Every year around this time you hear the word resolution more than probably Feb through November combined. I wrote about resolutions last year claiming that I wouldn’t make a resolution but rather I would set goals for life change. I still stick by that decision, but resolutions are necessarily bad….they just normally fail.
I got an e-mail from Donald Miller (not a personal one of course) with four reasons why resolutions don’t work, but it also included tips to make 2013 different from years past. Here are his reasons and tips with my questions after:
1. Our Resolutions Weren’t Meaningful.
Want to lose weight? Try participating in a walkathon or tennis tournament for charity. Maybe teach an exercise class at a retirement center. You’d be amazed at how changing your narrative context engages your mind, heart and spirit.
What could we strive to change that would be meaningful?
2. We Failed to Make a Plan.
The counterpart to planning is spontaneous order. And most New Years Resolutions rely, sadly, on spontaneous order. We think a goal is going to pull us through, but it won’t. We need to make a plan. Planning involves considering and organizing activities required to achieve a goal. Without a plan, resolutions most certainly fail.
When do we want to achieve our goal by? What steps will help us reach our goal? Who can we unite with to help us reach our goal?
3. We Forgot.
Seriously, once the car broke down and the baby got sick and the boss demanded we get the assignment in early, we simply forgot we made resolutions at all. We didn’t write the resolutions down in a place we could check from time to time. Posting the stories we want to live in a place where we can see them and review them often will keep us on track well into February and beyond.
Where will you post your resolutions and steps?
4. They Just Weren’t For Us.
So what if being a skinny super model or a fifty-year old jock just isn’t for you? We will never be motivated to fulfill somebody else’s expectations. Sadly, many people’s resolutions fail because they’re trying to become something they aren’t. Instead, what if our resolutions were in line with our own stories, our passions, our desires, our deepest wants? Of course, the key is to better understand what our passions actually are.
Why do we want to make these changes? Is it for us for someone/something else?
Tips from Donald Miller
1. Choose a meaningful ambition.

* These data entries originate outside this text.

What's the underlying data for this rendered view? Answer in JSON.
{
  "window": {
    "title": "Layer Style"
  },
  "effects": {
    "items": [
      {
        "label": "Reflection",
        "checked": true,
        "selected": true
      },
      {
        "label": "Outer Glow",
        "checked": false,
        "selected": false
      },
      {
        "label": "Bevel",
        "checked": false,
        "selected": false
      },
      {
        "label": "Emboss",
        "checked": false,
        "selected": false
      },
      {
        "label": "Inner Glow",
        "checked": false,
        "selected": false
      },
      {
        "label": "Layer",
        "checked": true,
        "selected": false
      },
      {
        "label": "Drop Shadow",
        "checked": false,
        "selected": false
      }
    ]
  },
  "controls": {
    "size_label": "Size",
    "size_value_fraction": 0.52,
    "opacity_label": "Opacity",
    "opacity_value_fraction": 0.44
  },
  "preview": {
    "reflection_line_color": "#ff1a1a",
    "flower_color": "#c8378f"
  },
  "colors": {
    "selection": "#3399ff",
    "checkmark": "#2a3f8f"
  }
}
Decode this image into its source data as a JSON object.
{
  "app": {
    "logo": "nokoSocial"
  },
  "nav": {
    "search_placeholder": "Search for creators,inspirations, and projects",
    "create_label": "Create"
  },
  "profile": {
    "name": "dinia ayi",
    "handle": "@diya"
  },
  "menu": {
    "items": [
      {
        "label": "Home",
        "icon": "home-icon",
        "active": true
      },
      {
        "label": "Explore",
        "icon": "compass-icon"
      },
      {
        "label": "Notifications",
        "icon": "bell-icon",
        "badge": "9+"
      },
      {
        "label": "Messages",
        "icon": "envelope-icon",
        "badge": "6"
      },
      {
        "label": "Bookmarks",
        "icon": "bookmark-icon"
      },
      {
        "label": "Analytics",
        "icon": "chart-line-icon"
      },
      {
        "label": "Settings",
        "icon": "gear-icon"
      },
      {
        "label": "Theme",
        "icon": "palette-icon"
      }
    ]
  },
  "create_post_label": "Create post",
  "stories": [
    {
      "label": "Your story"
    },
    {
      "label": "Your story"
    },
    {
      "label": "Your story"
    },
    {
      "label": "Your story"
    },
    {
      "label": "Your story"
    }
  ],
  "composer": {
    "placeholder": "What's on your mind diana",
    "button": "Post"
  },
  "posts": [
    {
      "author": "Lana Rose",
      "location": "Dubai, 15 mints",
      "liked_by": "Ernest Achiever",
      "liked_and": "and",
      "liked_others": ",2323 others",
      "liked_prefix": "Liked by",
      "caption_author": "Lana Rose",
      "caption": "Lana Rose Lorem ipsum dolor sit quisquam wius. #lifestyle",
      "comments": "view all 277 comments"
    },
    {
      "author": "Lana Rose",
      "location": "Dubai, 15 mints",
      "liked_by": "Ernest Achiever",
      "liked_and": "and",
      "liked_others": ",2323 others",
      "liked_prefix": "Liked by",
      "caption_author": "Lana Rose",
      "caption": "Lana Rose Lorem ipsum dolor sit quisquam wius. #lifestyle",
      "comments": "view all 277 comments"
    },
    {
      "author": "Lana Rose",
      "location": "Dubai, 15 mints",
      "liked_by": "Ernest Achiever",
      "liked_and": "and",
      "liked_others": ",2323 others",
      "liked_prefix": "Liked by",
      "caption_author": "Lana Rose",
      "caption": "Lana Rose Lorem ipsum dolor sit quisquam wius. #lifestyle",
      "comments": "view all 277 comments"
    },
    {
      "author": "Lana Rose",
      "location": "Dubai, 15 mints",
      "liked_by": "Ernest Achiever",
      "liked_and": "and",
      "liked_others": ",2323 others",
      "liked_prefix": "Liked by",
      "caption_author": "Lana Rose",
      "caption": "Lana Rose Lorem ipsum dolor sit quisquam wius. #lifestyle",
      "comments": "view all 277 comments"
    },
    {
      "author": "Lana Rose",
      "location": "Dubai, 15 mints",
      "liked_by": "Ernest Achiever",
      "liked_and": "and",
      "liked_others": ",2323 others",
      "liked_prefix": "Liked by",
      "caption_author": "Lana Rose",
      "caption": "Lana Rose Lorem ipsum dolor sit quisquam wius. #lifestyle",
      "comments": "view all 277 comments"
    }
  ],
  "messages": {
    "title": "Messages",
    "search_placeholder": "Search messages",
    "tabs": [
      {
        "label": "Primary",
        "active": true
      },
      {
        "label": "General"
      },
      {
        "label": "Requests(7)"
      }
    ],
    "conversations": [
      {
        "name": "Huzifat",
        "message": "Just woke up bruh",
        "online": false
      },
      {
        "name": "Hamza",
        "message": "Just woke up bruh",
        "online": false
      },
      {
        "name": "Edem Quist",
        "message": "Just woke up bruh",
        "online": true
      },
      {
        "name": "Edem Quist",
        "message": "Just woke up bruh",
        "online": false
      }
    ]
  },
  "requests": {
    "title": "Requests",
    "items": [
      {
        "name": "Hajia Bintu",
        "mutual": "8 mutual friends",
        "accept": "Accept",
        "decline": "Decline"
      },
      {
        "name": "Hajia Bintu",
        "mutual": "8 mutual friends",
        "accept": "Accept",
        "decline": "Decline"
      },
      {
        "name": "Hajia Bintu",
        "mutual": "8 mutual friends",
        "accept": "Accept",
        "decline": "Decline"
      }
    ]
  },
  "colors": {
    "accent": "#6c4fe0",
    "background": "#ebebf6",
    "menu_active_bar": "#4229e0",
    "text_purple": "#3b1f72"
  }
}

A meaningful experience is usually relational. So a more meaningful resolution might involve other people. Rather than simply deciding to lose weight, you might try running a half marathon as a family, or climbing a mountain with friends, or riding a bike in a special bike ride that benefits a charity. If it’s a financial goal, decide as a family how much of your debt you want to pay off by this time next year, then post it on the fridge. Do great things together if you’d like to create a more meaningful experience.
2. Create a plan to accomplish your ambition.
Creating a plan to follow through on our resolutions requires sitting down with pen and paper and putting real goals on real dates in a real calendar. Anything else is just wishful thinking. But making a plan also involves following through on major steps. This year, to follow through, we need to sign up for that exercise class or create that savings account or have a garage sale. Stating a vague goal is great, but creating “inciting incidents” is what really gets us moving. The term comes from novelists and screenplay writers and it involves an incident in which their characters are forced into the story. So, when we sign up with friends for an exercise class or go down to the bank and open a savings account, we are taking a step that launches our story. Creating an inciting incident may be the most powerful tool we have in following through on our ambitions.
3. Engage conflict.
Most people avoid conflict and its for good reason. Conflict isn’t any fun. But when we realize no good story is told without conflict, we can redeem it in our minds. While it may still sting, we can also see conflict as meaningful. and when conflict is seen as meaningful, its more bearable and even, to some strange extent, meaningful.
4. Share your story with the world.
While it may not be the world, feel free to add your goals for next year here.
Help me brainstorm possible goals for me and you for the upcoming year. I will post my goals next week sometime, but would love some thoughts from you.